## SUPPLIED DATA
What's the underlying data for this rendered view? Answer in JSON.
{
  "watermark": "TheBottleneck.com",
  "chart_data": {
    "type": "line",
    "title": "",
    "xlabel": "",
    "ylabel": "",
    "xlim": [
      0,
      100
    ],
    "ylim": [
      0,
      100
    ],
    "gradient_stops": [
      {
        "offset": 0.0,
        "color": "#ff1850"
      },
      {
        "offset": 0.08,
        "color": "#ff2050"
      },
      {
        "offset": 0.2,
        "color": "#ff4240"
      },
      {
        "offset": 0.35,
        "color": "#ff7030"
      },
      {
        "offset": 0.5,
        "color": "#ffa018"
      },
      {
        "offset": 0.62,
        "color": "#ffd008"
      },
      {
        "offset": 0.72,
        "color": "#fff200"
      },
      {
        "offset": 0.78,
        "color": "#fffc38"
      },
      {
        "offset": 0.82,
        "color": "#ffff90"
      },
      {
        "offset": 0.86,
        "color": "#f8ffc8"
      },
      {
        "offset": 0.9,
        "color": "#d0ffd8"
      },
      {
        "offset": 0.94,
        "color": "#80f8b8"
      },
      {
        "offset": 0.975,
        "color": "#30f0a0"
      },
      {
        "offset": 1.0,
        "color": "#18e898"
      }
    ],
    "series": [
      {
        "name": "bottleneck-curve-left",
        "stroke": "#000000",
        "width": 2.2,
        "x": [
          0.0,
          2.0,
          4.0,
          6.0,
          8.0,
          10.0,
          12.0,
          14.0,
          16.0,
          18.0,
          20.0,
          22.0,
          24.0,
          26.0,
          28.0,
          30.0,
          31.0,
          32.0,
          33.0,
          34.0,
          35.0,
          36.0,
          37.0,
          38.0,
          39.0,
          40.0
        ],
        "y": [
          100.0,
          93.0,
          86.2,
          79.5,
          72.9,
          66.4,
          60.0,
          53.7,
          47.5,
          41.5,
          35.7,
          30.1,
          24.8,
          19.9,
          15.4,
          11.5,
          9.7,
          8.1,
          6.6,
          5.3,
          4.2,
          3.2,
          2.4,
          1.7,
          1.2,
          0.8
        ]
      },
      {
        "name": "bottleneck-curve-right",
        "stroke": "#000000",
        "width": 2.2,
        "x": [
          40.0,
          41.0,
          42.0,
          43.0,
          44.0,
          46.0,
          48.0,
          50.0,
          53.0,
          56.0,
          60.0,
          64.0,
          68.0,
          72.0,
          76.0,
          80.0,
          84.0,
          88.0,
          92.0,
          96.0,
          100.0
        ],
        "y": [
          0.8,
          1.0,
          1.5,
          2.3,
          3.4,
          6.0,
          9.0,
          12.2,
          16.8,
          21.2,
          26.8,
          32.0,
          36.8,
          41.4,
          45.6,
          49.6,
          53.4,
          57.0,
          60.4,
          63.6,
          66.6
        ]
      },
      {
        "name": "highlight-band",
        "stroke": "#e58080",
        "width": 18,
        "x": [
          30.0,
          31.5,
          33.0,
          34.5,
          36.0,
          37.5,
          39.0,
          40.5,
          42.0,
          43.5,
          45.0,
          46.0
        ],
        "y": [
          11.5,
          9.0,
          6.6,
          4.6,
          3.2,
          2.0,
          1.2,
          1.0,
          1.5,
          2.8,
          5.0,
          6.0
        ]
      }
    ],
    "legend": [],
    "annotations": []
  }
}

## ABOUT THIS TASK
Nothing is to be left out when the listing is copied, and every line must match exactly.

## TASK SOLUTION
What's the underlying data for this rendered view? Answer in JSON.
{
  "watermark": "TheBottleneck.com",
  "chart_data": {
    "type": "line",
    "title": "",
    "xlabel": "",
    "ylabel": "",
    "xlim": [
      0,
      100
    ],
    "ylim": [
      0,
      100
    ],
    "gradient_stops": [
      {
        "offset": 0.0,
        "color": "#ff1850"
      },
      {
        "offset": 0.08,
        "color": "#ff2050"
      },
      {
        "offset": 0.2,
        "color": "#ff4240"
      },
      {
        "offset": 0.35,
        "color": "#ff7030"
      },
      {
        "offset": 0.5,
        "color": "#ffa018"
      },
      {
        "offset": 0.62,
        "color": "#ffd008"
      },
      {
        "offset": 0.72,
        "color": "#fff200"
      },
      {
        "offset": 0.78,
        "color": "#fffc38"
      },
      {
        "offset": 0.82,
        "color": "#ffff90"
      },
      {
        "offset": 0.86,
        "color": "#f8ffc8"
      },
      {
        "offset": 0.9,
        "color": "#d0ffd8"
      },
      {
        "offset": 0.94,
        "color": "#80f8b8"
      },
      {
        "offset": 0.975,
        "color": "#30f0a0"
      },
      {
        "offset": 1.0,
        "color": "#18e898"
      }
    ],
    "series": [
      {
        "name": "bottleneck-curve-left",
        "stroke": "#000000",
        "width": 2.2,
        "x": [
          0.0,
          2.0,
          4.0,
          6.0,
          8.0,
          10.0,
          12.0,
          14.0,
          16.0,
          18.0,
          20.0,
          22.0,
          24.0,
          26.0,
          28.0,
          30.0,
          31.0,
          32.0,
          33.0,
          34.0,
          35.0,
          36.0,
          37.0,
          38.0,
          39.0,
          40.0
        ],
        "y": [
          100.0,
          93.0,
          86.2,
          79.5,
          72.9,
          66.4,
          60.0,
          53.7,
          47.5,
          41.5,
          35.7,
          30.1,
          24.8,
          19.9,
          15.4,
          11.5,
          9.7,
          8.1,
          6.6,
          5.3,
          4.2,
          3.2,
          2.4,
          1.7,
          1.2,
          0.8
        ]
      },
      {
        "name": "bottleneck-curve-right",
        "stroke": "#000000",
        "width": 2.2,
        "x": [
          40.0,
          41.0,
          42.0,
          43.0,
          44.0,
          46.0,
          48.0,
          50.0,
          53.0,
          56.0,
          60.0,
          64.0,
          68.0,
          72.0,
          76.0,
          80.0,
          84.0,
          88.0,
          92.0,
          96.0,
          100.0
        ],
        "y": [
          0.8,
          1.0,
          1.5,
          2.3,
          3.4,
          6.0,
          9.0,
          12.2,
          16.8,
          21.2,
          26.8,
          32.0,
          36.8,
          41.4,
          45.6,
          49.6,
          53.4,
          57.0,
          60.4,
          63.6,
          66.6
        ]
      },
      {
        "name": "highlight-band",
        "stroke": "#e58080",
        "width": 18,
        "x": [
          30.0,
          31.5,
          33.0,
          34.5,
          36.0,
          37.5,
          39.0,
          40.5,
          42.0,
          43.5,
          45.0,
          46.0
        ],
        "y": [
          11.5,
          9.0,
          6.6,
          4.6,
          3.2,
          2.0,
          1.2,
          1.0,
          1.5,
          2.8,
          5.0,
          6.0
        ]
      }
    ],
    "legend": [],
    "annotations": []
  }
}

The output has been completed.